Jagannath Is Much More Than A Deity; He Is A Feeling, An Emotion & A Way Of Life
‘Jay Jagannath’, ‘Jaga Kalia Mangala karantu’(may the Lord grant you well-being) are common utterings in the life of an Odia. Odias take utmost pride in their Lord Jagannath, who resides at Puri’s Shrikhsetra, in Odisha.
Revered as one of the ‘Char Dham’ (four Hindu pilgrimage places to be visited to attain moksha), the road that leads to the temple is known as ‘Bada Danda’ and the temple referred to as ‘Bada Deula’. For the people of Odisha, ‘Jagannath’ is ‘Jagata ra natha’, meaning the Lord of this Universe. He is not only their God but also one amongst them, living a life like theirs.
He is omnipotent, sacred and at the same time made of sweat and blood. He is a friend and a guide, and hence lovingly addressed by different pet names as ‘Madhabha’, ‘Jaga’ or ‘Kalia’ ( meaning black, denoting his colour).
My earliest memory of God was drawing two big black dots, circled by a white outer ring — those were the eyes of the Lord, I was told. They embodied the faith of my parents, loved ones and everybody around me.
‘Jagannatha’ was an integral part of our lives. My grandfather Late Surendra Mohanty, a scholar on the Jagannath Cult, had a very significant role in influencing ‘Kalia’ to be my favourite go-to God. My childhood was interspersed with stories of ‘Kalia’, my favourite being the one about ‘Snanapurnima’. How the Lord would fall sick after bathing a bit too much with 108 pots of water, to beat the summer heat.
On falling sick, he along with his brother and sister do not go back to the temple to their ‘Ratna Simhasana’ (bejewelled throne), but to ‘Ansara Gruha’. In colloquial language, ‘Ansara’ implies absara — taking a break from all activities, and ‘Gruha’ means house. The deities are sick and indisposed, and hence need rest. So they are kept in complete isolation, away from the devotees.

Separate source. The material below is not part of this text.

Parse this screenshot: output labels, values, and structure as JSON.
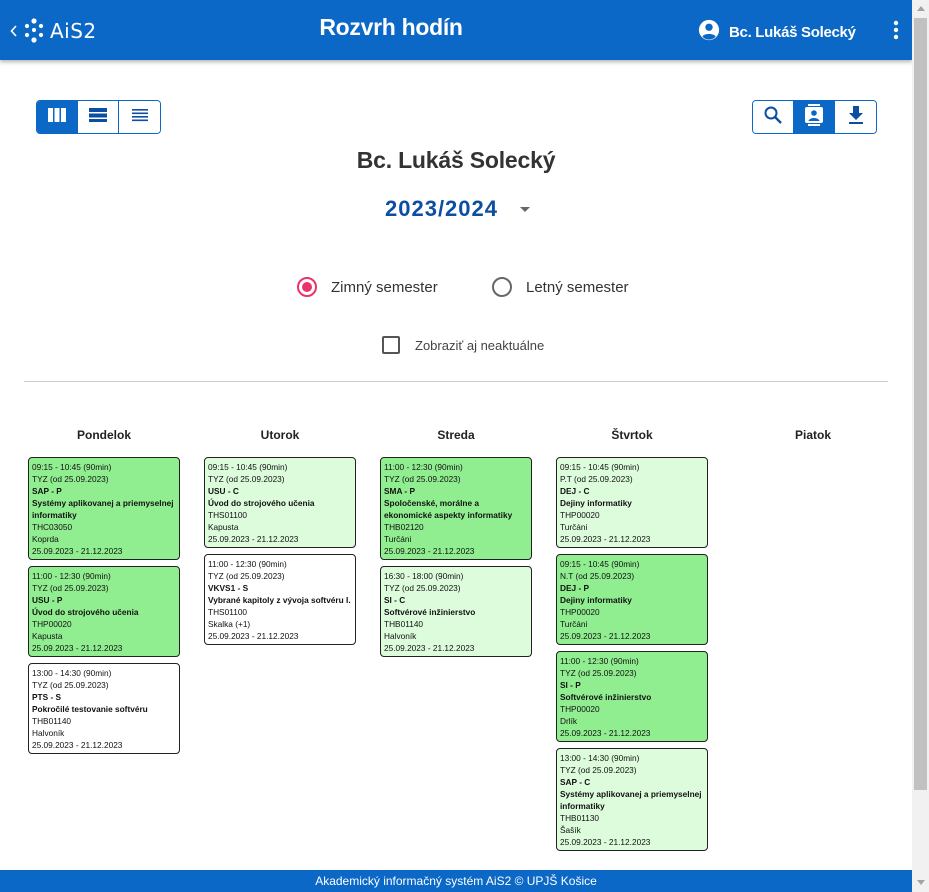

During this time, the brahmin priests of the temple are forbidden from worshipping the Lord and he is under the care of ‘Daitapatis’ inside the ‘Gruha’, where he is being treated. The rituals around this are kept a closely-guarded secret.
During this fortnight, the traditional cooking of the ‘Mahaprasad’ is discontinued in the main temple, and he is mainly served fruits and berries. In household ‘temples’, the deities would be covered with a piece of cloth to give them rest.
As a child, I would be fascinated by this scene at every home, and would keep questioning when will ‘Kalia’ and his siblings get better? The answer would be on Rath Yatra day, and I would wait for that day with a deep sense of hope and anticipation.
Rath Yatra symbolized to us a sense of victory over sickness, unhappiness and all things evil. Under the wheels of its chariot, every evil would be crushed to dust. The Trinity comes out from their temple to be accessible to devotees from all over the world, and it is this spirit that encompasses millions of Odias.
There are many legends around this ‘Chariot festival’. How the Lord’s chariot didn’t move at all despite all efforts since he was waiting for his beloved Muslim devotee ‘Salabega’ to reach Puri; how the way the chariots reached Gundicha Temple was directly proportional to the hardships befalling the state.
When I was a child, I was told the chariot moves with great difficulty if the Lord is unhappy, and therefore we should always pray for Rath Yatra to be conducted smoothly, our destiny being dependent on it. It was only during the Mughal invasion that Rath Yatra had been discontinued — certainly the darkest period in Odisha’s history.
This year, amidst the COVID-19 pandemic situation, when there was a debate on whether to allow the ‘car festival’ and the commotion around it, I could feel the anxiety in my mother’s voice every time I called her. It resonated with the emotion of every Odia, questioned their faith and belief.
Rath Yatra is an integral part of the Jagannatha culture and cannot be separated from it as a standalone event. The revised Supreme Court order that came through in favour of Rath Yatra was a relief.
For the first time, though, Rath Yatra is being conducted without the devotees, the ropes of the colorful chariots being pulled by 1500 priests who had tested negative for COVID-19. The devotees stayed away, their devotion unwavering. Under beating of drums and cymbals, and chanting of the Lord’s praise, the wheels of the chariots rolled effortlessly, carrying our beloved deities to Gundicha temple.
Millions of devotees stayed glued to their TV screens, paying their obeisance. As the event progressed smoothly, it was proof that the war cry of ‘Jai Jagannath’ of his devotees against this pandemic has reached His ears, and that He, the Lord, derives His strength from his devotees as much as they do from Him. Because to them , Jagannath is much more than a deity, he is a ‘feeling’, an emotion — a bond that connects and binds us all.
It is the way of living our lives.
As my mother would say, ‘Kalia hathare dori’, meaning HE holds and controls the strings of this universe — our ‘Juggernaut!’ As long as we are, He will be.